**LISTED ENTRIES**.

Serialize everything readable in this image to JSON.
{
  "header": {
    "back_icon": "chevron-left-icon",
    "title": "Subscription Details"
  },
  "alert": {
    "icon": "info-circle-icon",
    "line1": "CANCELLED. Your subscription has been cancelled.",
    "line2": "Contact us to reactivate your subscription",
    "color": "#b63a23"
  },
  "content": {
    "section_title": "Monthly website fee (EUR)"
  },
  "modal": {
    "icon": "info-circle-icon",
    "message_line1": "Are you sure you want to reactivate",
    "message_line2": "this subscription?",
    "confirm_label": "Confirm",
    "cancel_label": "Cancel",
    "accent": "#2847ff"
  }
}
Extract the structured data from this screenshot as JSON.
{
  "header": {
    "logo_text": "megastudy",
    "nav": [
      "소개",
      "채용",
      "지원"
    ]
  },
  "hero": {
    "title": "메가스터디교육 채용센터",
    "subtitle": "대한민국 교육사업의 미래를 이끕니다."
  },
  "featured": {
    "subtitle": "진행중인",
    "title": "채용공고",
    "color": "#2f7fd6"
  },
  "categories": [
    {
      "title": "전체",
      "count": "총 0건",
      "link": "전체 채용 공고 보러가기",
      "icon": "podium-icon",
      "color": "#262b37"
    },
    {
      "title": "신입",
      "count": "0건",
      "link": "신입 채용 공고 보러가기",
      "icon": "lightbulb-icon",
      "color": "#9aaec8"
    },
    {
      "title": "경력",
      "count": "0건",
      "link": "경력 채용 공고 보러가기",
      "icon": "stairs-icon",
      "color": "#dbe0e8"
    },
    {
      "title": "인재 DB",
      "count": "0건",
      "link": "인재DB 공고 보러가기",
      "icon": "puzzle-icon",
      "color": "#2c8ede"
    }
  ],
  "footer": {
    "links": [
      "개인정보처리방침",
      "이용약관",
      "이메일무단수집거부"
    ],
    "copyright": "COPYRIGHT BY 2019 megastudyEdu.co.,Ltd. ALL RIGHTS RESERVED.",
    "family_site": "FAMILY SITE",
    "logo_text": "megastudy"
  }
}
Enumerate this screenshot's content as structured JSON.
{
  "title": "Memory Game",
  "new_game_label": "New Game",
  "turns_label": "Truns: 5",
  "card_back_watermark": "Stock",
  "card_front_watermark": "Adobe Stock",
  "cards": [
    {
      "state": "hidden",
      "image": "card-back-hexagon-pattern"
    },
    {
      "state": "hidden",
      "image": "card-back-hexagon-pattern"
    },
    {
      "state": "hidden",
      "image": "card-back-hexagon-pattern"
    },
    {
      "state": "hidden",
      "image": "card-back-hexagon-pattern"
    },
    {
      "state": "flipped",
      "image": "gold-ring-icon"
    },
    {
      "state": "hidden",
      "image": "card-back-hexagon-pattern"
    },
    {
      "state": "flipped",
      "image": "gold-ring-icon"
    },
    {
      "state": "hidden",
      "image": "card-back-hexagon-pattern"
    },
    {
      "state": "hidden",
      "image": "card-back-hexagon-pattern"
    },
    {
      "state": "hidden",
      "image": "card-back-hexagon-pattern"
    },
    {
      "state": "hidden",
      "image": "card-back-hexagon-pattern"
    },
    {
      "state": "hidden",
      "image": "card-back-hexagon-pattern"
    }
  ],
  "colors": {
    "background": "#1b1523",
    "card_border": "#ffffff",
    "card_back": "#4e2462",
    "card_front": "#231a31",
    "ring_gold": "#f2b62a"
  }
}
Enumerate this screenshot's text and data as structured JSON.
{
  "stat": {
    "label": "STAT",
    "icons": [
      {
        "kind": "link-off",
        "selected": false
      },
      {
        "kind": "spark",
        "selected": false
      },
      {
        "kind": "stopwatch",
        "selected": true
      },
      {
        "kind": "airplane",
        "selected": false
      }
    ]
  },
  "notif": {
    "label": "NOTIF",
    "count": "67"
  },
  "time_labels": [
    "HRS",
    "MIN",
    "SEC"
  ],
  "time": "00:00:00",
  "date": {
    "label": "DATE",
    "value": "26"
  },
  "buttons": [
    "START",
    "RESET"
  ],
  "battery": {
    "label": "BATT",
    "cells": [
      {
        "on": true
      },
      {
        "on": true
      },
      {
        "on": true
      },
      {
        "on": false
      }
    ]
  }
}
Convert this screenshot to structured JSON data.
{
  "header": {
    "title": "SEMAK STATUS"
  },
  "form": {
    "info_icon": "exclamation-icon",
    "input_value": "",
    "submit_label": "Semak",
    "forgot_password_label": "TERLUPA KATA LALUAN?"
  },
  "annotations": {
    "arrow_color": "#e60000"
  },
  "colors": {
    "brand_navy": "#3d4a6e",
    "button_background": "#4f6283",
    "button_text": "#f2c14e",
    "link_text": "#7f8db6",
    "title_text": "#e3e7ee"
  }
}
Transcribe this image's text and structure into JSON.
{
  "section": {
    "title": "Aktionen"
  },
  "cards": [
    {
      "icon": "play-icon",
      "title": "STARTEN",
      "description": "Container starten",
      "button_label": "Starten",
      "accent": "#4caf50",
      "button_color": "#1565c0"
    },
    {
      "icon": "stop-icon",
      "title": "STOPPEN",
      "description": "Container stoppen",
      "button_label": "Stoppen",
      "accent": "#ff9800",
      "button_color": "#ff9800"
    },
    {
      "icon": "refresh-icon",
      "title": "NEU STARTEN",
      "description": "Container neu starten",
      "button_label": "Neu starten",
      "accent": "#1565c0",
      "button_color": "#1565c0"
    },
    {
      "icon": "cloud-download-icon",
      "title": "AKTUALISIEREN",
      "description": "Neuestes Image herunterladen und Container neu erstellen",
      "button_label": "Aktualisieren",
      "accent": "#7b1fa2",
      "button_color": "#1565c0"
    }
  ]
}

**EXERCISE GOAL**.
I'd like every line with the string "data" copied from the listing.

**TASK OUTPUT**.
Extract the structured data from this screenshot as JSON.
Enumerate this screenshot's text and data as structured JSON.
Convert this screenshot to structured JSON data.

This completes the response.